(Given records):

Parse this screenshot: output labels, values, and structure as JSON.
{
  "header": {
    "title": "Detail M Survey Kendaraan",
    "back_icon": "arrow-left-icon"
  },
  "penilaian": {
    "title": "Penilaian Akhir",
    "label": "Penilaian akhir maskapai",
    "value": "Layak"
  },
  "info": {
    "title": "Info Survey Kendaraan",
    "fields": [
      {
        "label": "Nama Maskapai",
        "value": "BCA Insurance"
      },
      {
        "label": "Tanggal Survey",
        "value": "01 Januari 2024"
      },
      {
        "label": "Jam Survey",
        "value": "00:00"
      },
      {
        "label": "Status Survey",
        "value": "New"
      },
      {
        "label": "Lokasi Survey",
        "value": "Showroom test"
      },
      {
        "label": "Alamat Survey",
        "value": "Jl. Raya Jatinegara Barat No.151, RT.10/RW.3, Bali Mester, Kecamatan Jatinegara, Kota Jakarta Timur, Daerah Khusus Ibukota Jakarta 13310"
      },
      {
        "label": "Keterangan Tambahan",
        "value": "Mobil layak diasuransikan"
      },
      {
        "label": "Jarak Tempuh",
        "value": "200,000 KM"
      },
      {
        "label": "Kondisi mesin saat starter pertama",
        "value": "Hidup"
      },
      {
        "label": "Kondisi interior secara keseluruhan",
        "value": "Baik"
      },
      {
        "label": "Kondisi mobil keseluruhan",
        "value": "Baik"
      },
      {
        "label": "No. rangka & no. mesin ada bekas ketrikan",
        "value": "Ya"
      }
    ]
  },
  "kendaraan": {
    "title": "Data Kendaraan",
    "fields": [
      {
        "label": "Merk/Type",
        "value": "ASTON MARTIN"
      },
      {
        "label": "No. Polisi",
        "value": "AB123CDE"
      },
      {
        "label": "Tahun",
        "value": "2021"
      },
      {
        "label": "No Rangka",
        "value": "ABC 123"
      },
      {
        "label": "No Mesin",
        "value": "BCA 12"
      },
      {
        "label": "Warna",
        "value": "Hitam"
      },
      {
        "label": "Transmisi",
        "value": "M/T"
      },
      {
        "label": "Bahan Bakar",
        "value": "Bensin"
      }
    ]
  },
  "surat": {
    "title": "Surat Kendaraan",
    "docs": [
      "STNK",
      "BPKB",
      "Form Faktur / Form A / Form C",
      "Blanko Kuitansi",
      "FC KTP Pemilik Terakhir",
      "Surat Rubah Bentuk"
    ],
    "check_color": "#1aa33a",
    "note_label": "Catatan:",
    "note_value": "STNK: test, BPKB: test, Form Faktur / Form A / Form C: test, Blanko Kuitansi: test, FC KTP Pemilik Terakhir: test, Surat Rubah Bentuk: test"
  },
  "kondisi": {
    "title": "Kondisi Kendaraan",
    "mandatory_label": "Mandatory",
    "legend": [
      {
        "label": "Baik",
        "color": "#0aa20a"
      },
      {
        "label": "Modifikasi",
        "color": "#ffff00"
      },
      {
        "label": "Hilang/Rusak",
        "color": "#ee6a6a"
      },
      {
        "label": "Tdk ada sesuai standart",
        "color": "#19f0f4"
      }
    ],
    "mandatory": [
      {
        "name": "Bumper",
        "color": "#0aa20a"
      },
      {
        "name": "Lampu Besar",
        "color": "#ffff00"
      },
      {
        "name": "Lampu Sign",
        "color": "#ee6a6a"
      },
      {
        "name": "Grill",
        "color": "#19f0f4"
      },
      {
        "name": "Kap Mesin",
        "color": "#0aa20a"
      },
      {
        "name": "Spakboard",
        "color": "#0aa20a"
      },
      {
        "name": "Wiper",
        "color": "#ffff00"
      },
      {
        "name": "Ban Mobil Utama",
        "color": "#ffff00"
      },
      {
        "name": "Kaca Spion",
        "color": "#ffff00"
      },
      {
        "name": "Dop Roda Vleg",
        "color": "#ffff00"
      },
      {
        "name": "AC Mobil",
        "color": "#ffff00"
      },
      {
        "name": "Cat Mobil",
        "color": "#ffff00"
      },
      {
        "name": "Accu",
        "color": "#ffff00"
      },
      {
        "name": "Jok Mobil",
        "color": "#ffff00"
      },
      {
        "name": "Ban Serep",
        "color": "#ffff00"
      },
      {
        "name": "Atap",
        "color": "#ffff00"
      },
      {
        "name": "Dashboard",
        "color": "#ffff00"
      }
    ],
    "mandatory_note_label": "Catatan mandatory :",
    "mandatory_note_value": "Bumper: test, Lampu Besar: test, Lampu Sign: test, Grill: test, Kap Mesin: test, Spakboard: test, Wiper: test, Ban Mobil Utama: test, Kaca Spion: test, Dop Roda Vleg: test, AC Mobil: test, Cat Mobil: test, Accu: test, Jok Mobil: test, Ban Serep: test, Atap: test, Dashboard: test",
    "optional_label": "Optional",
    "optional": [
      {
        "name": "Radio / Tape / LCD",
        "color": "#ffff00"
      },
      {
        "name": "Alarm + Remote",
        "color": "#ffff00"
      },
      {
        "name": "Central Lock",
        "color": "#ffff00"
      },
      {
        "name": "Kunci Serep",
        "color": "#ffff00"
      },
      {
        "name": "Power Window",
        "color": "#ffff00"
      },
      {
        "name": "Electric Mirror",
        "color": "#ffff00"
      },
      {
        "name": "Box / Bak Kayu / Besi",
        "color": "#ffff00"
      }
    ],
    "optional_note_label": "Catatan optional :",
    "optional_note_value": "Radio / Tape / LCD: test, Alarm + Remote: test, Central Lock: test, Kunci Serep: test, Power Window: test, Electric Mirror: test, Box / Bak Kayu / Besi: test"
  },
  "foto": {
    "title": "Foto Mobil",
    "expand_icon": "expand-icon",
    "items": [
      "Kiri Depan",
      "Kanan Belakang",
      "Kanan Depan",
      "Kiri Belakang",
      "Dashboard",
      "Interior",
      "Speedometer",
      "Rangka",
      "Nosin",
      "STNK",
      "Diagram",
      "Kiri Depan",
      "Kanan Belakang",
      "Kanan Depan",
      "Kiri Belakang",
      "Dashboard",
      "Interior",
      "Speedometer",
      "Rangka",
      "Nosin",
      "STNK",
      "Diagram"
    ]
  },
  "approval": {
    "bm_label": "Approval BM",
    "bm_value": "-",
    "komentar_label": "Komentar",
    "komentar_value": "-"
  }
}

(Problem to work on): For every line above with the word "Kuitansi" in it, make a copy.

(Result for this task):
      "Blanko Kuitansi",
    "note_value": "STNK: test, BPKB: test, Form Faktur / Form A / Form C: test, Blanko Kuitansi: test, FC KTP Pemilik Terakhir: test, Surat Rubah Bentuk: test"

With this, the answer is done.